  13. 13. Finally, IBM also offers customers a managed security service that can assist with the ongoing security requirements. Due to the ever-changing nature of the threat environment, organizations need to ensure not only that they have developed a secure IT environment but also that the environment remains secure. In a traditional environment, organizations have generally developed robust processes to ensure that their environment remains secure. A virtualized environment can increase the challenges of maintaining the secure environment due to the increased complexity of the environment. CHALLENGES/OPPORTUNITIES IDC believes that IBM is one of the two main IT vendors that can provide enterprises with the end-to-end solutions they require. Although IDC believes both vendors will find it challenging to differentiate between themselves in this space, there are several other areas where they will need to focus. Although IBM has the breadth and depth of skills required to provide the IT strategy and planning, implementation, and ongoing management and support services, it will have to differentiate itself from a suite of aggressive quot;nichequot; services providers that do not provide all of the services but rather focus on a more limited suite of services offerings. Further, IDC believes that IBM will need to demonstrate to customers that its services organization is vendor neutral and is not just trying to facilitate the sales of additional IBM server or storage equipment. CONCLUSION In conclusion, IDC believes that virtualization is a very powerful tool that will have significant benefits for the enterprises that deploy it. However, deployments in an enterprise setting can be very complicated and, if not done correctly, can lead to problems. To address these concerns, enterprises should approach the deployment carefully and consider using a seasoned external services provider to assist in the deployment. By taking this approach, enterprises can evaluate the impact of virtualization on the entire datacenter, as well as the end-user population, to avoid some of the potential pitfalls described in this white paper. Copyright Notice External Publication of IDC Information and Data — Any IDC information that is to be used in advertising, press releases, or promotional materials requires prior written approval from the appropriate IDC Vice President or Country Manager. A draft of the proposed document should accompany any such request.
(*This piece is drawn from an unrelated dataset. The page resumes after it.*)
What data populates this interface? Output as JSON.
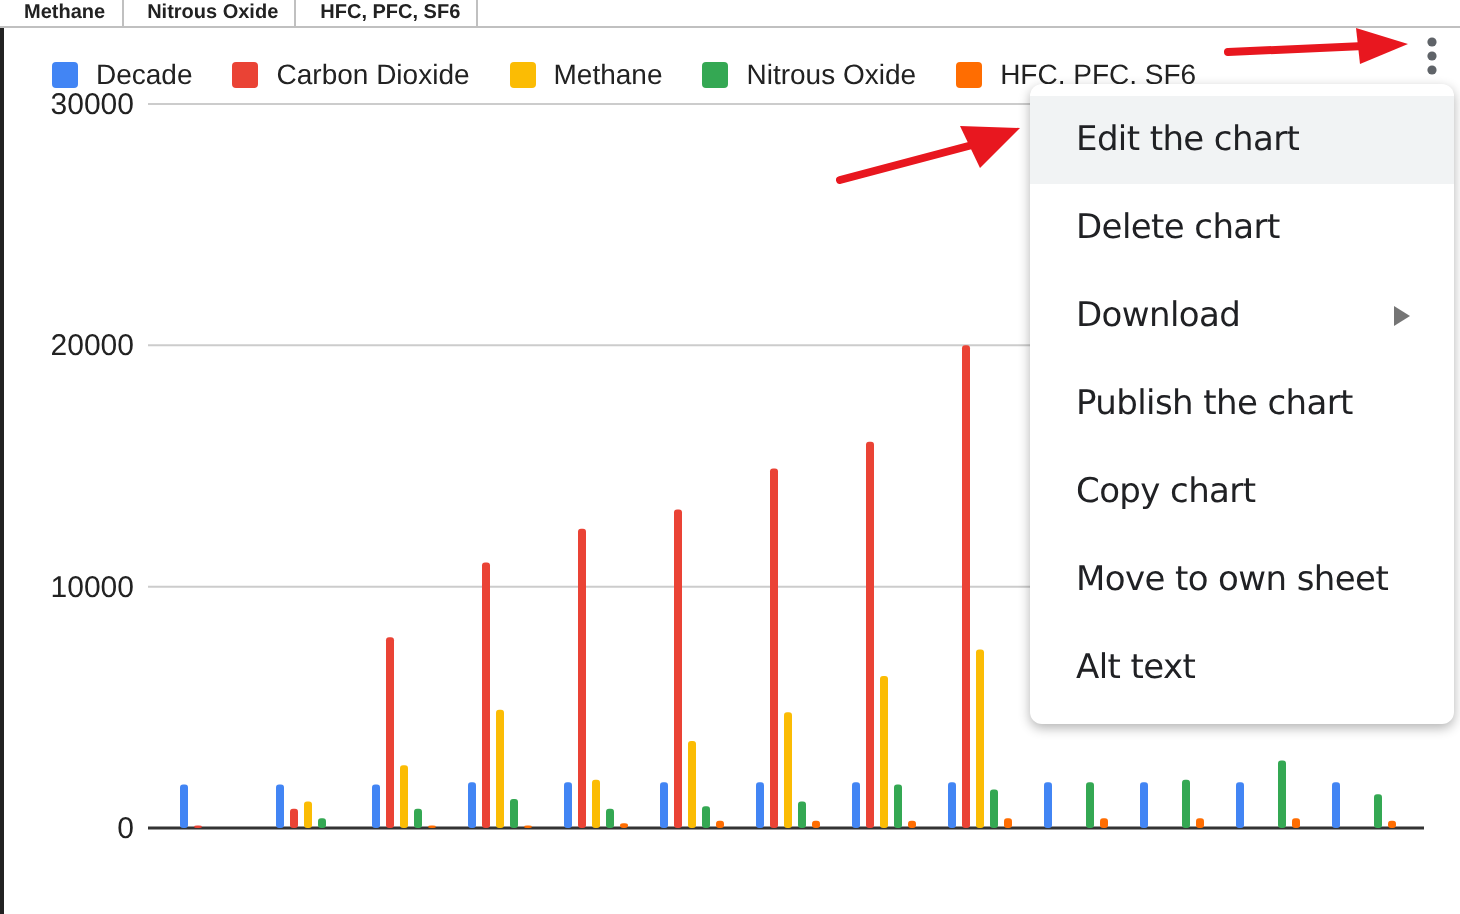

IDC reserves the right to deny approval of external usage for any reason. Copyright 2008 IDC. Reproduction without written permission is completely forbidden. ©2008 IDC #213455 13